In Buddhism, wrathful deities are enlightened beings who take on wrathful forms in order to lead sentient beings to enlightenment. They are a notable feature of the iconography of Mahayana Buddhism and of Tibetan Buddhism, and other Vajrayana traditions in particular. A wrathful deity is often an alternative manifestation of a bodhisattva or other normally peaceful figure, making the representations of all human vices and atrocities. True to their name, in Tibetan art, wrathful deities are presented as fearsome, demonic beings adorned with human skulls.
Wrathful deities can be divided into several categories:
- The Herukas (Tb. khrag 'thung, lit. "blood drinker"), which are enlightened beings who adopt fierce forms to express their detachment from the world of ignorance.
- The Wisdom Kings (Sanskrit vidyarāja), known particularly as the protectors of the Five Dhyani Buddhas; more a feature of Japanese than Tibetan Buddhism
- The Protectors (Sanskrit pāla), usually subdivided into three categories:
- Lokapālas or "Protectors of the World" are guardians of the four cardinal directions
- Kṣetrapālas or "Protectors of the Region"
- Dharmapālas or "Protectors of the Law" which vary in the level of realization attributed to them. This can be anything from fully enlightened to an oath-bound worldly spirit.

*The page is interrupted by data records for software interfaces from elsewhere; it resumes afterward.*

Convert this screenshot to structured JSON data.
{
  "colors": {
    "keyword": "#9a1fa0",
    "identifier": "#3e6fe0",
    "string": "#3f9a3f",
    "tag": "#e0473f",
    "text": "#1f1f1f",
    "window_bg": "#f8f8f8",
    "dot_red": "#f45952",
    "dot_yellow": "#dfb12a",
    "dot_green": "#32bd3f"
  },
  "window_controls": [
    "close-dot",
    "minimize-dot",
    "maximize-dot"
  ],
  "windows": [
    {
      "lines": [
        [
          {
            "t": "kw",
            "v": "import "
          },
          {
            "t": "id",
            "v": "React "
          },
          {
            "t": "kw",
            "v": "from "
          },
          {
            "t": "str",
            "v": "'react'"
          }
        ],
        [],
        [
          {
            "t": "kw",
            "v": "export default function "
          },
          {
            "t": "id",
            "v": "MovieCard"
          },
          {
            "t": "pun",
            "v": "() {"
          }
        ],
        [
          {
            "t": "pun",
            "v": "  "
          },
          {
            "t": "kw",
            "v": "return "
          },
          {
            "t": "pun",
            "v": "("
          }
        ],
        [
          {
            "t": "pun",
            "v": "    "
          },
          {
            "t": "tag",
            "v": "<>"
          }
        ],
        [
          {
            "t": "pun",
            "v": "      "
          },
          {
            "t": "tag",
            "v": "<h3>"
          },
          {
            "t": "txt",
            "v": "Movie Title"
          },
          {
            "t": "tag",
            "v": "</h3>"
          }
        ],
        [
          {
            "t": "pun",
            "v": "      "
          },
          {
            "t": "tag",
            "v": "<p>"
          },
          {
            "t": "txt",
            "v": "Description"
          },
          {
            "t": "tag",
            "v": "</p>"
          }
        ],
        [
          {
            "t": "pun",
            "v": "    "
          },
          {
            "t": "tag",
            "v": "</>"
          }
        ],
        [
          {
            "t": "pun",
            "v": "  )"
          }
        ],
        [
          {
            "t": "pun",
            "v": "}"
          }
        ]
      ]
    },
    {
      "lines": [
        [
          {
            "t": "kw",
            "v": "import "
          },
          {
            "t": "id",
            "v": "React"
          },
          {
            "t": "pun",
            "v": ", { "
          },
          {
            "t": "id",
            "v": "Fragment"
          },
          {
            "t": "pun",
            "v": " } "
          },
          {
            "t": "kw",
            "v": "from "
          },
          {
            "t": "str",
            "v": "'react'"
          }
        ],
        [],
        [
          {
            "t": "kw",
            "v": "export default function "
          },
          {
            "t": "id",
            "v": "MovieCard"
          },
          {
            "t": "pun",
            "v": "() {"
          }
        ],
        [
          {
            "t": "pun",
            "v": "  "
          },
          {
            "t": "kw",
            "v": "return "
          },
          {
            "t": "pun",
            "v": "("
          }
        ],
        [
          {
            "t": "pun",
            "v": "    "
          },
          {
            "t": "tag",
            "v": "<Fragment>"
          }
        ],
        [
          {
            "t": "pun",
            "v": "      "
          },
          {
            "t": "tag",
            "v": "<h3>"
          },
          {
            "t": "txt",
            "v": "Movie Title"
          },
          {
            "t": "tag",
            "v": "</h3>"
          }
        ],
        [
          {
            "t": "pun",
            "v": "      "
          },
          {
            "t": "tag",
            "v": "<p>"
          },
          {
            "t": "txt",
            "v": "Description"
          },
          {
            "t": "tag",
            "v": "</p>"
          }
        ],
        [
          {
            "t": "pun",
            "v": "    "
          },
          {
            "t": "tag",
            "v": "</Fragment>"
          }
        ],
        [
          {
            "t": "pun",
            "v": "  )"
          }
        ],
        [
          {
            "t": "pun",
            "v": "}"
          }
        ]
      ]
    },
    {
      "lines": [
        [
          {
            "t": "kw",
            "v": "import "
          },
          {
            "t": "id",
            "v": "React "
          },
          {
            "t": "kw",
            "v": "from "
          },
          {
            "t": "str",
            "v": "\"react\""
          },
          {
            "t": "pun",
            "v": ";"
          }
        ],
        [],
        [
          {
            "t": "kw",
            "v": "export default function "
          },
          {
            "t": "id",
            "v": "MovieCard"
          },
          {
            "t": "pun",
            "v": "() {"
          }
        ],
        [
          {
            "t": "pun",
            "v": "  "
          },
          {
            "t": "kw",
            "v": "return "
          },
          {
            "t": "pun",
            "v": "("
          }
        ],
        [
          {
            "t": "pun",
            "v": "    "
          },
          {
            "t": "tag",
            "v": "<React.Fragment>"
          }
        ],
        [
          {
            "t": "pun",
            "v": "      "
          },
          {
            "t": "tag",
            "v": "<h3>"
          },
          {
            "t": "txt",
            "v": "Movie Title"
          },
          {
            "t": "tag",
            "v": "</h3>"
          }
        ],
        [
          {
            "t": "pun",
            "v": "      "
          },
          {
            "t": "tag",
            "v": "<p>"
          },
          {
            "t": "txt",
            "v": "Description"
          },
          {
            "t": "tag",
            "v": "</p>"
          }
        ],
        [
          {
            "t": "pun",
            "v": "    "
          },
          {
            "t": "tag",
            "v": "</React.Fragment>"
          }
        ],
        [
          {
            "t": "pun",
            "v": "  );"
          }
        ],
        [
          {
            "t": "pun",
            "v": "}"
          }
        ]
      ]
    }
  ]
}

Most of the major Dharmapalas are said to be enlightened.
The Eight Dharmapalas (Sanskrit: Dharma, 'religion'; Pala, 'protector'), known in Tibetan as Drag-gShed (Standard Tibetan: དྲག་གཤེད). The Dharmapalas, or defenders of Buddhism, are supernatural beings with the rank of Bodhisattva, who "are supposed to wage war without any mercy against the demons and enemies of Buddhism". The Eight Dharmapala are:
See also↑Jump back a section
- Wrathful Deities
- "Wrathful Guardians of Buddhism - Aesthetics and Mythology". February 2001. Retrieved 2008-08-31.